__EXERCISE DIRECTIONS__. Copy the records below exactly as they stand. Leave out the pictures.

Dataset excerpts
►

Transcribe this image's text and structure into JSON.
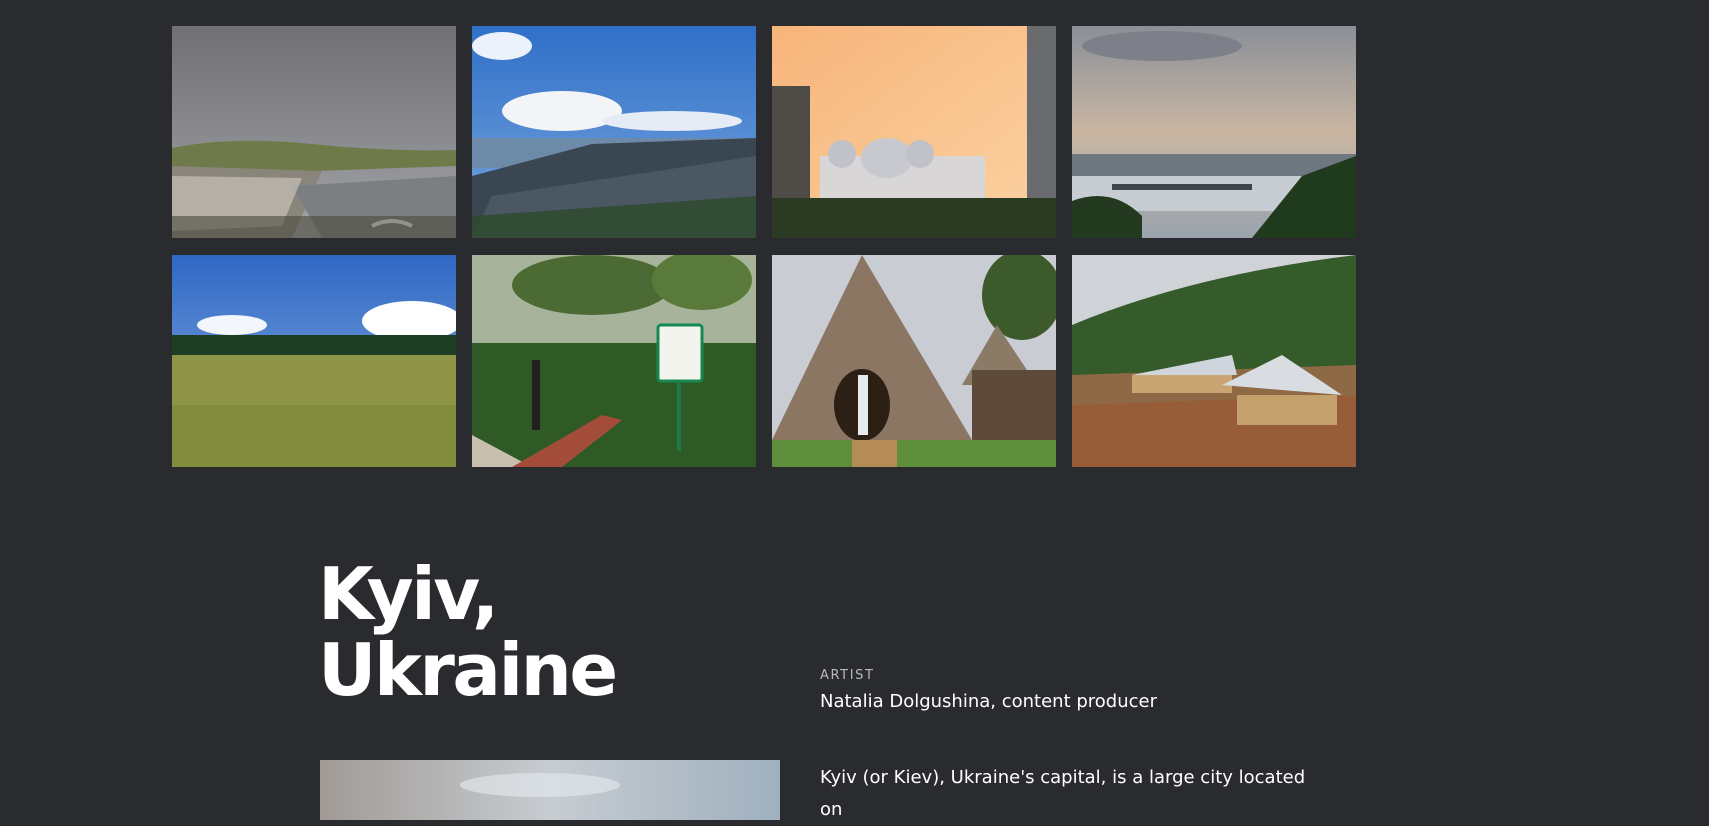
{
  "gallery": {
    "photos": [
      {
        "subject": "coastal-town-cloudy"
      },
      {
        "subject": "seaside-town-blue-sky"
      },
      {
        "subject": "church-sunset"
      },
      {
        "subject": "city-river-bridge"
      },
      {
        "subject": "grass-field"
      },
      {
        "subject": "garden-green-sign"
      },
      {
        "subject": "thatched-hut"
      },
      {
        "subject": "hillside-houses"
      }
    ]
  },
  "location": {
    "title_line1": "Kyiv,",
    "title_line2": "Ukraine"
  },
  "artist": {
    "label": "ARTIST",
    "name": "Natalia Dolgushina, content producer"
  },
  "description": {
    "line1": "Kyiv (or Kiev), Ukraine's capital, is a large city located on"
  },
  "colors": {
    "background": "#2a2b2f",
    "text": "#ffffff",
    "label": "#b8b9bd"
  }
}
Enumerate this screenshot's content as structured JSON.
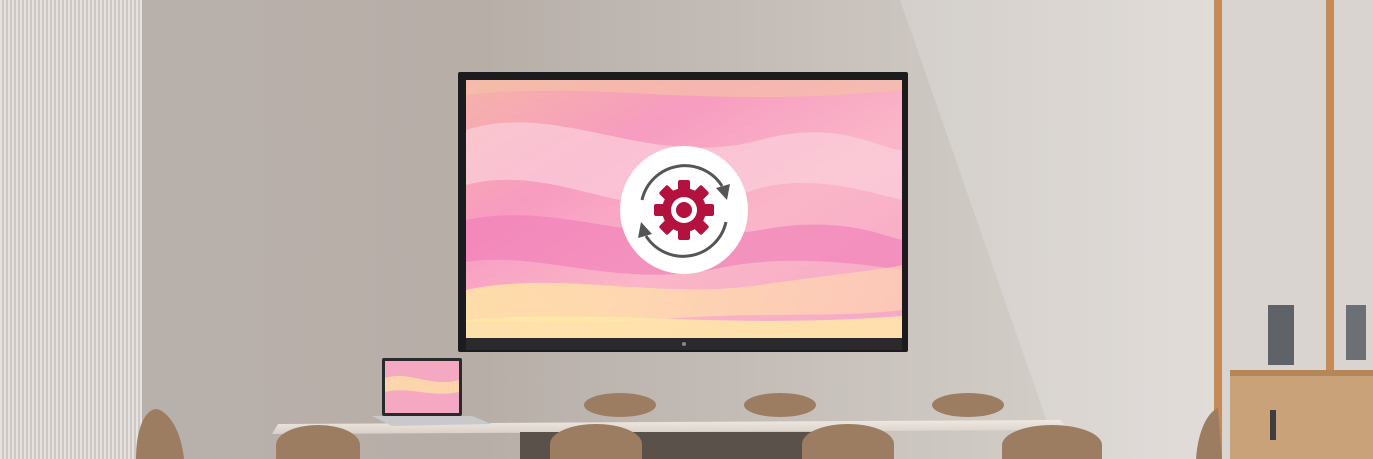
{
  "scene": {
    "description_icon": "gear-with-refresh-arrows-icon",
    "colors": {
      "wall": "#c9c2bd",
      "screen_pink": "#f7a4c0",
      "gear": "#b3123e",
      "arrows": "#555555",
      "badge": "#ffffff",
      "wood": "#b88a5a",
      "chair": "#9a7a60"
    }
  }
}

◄

__YOUR RESPONSE__.
Transcribe this image's text and structure into JSON.
{
  "gallery": {
    "photos": [
      {
        "subject": "coastal-town-cloudy"
      },
      {
        "subject": "seaside-town-blue-sky"
      },
      {
        "subject": "church-sunset"
      },
      {
        "subject": "city-river-bridge"
      },
      {
        "subject": "grass-field"
      },
      {
        "subject": "garden-green-sign"
      },
      {
        "subject": "thatched-hut"
      },
      {
        "subject": "hillside-houses"
      }
    ]
  },
  "location": {
    "title_line1": "Kyiv,",
    "title_line2": "Ukraine"
  },
  "artist": {
    "label": "ARTIST",
    "name": "Natalia Dolgushina, content producer"
  },
  "description": {
    "line1": "Kyiv (or Kiev), Ukraine's capital, is a large city located on"
  },
  "colors": {
    "background": "#2a2b2f",
    "text": "#ffffff",
    "label": "#b8b9bd"
  }
}
Enumerate this screenshot's content as structured JSON.
{
  "scene": {
    "description_icon": "gear-with-refresh-arrows-icon",
    "colors": {
      "wall": "#c9c2bd",
      "screen_pink": "#f7a4c0",
      "gear": "#b3123e",
      "arrows": "#555555",
      "badge": "#ffffff",
      "wood": "#b88a5a",
      "chair": "#9a7a60"
    }
  }
}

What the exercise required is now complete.